- [DATASET RECORDS]:
··········
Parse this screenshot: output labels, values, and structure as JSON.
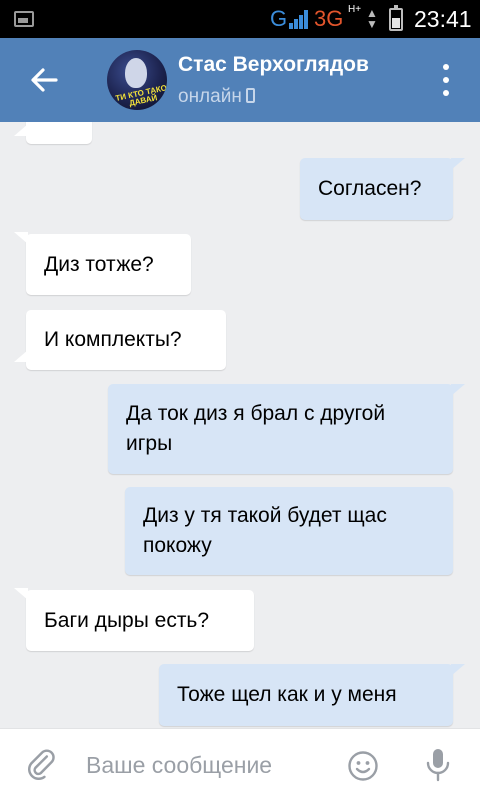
{
  "status_bar": {
    "network_g": "G",
    "network_3g": "3G",
    "network_hplus": "H+",
    "time": "23:41"
  },
  "header": {
    "contact_name": "Стас Верхоглядов",
    "contact_status": "онлайн",
    "avatar_line1": "ТИ КТО ТАКОЙ",
    "avatar_line2": "ДАВАЙ"
  },
  "messages": [
    {
      "direction": "in",
      "text": ""
    },
    {
      "direction": "out",
      "text": "Согласен?"
    },
    {
      "direction": "in",
      "text": "Диз тотже?"
    },
    {
      "direction": "in",
      "text": "И комплекты?"
    },
    {
      "direction": "out",
      "text": "Да ток диз я брал с другой игры"
    },
    {
      "direction": "out",
      "text": "Диз у тя такой будет щас покожу"
    },
    {
      "direction": "in",
      "text": "Баги дыры есть?"
    },
    {
      "direction": "out",
      "text": "Тоже щел как и у меня"
    }
  ],
  "input": {
    "placeholder": "Ваше сообщение"
  },
  "icons": {
    "back": "arrow-left-icon",
    "menu": "more-vertical-icon",
    "attach": "paperclip-icon",
    "emoji": "smile-icon",
    "mic": "microphone-icon"
  },
  "colors": {
    "header": "#5181b8",
    "background": "#edeef0",
    "outgoing_bubble": "#d7e5f6",
    "incoming_bubble": "#ffffff"
  }
}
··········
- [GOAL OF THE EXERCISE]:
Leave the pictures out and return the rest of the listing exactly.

- [WRITTEN RESPONSE]:
Parse this screenshot: output labels, values, and structure as JSON.
{
  "status_bar": {
    "network_g": "G",
    "network_3g": "3G",
    "network_hplus": "H+",
    "time": "23:41"
  },
  "header": {
    "contact_name": "Стас Верхоглядов",
    "contact_status": "онлайн",
    "avatar_line1": "ТИ КТО ТАКОЙ",
    "avatar_line2": "ДАВАЙ"
  },
  "messages": [
    {
      "direction": "in",
      "text": ""
    },
    {
      "direction": "out",
      "text": "Согласен?"
    },
    {
      "direction": "in",
      "text": "Диз тотже?"
    },
    {
      "direction": "in",
      "text": "И комплекты?"
    },
    {
      "direction": "out",
      "text": "Да ток диз я брал с другой игры"
    },
    {
      "direction": "out",
      "text": "Диз у тя такой будет щас покожу"
    },
    {
      "direction": "in",
      "text": "Баги дыры есть?"
    },
    {
      "direction": "out",
      "text": "Тоже щел как и у меня"
    }
  ],
  "input": {
    "placeholder": "Ваше сообщение"
  },
  "icons": {
    "back": "arrow-left-icon",
    "menu": "more-vertical-icon",
    "attach": "paperclip-icon",
    "emoji": "smile-icon",
    "mic": "microphone-icon"
  },
  "colors": {
    "header": "#5181b8",
    "background": "#edeef0",
    "outgoing_bubble": "#d7e5f6",
    "incoming_bubble": "#ffffff"
  }
}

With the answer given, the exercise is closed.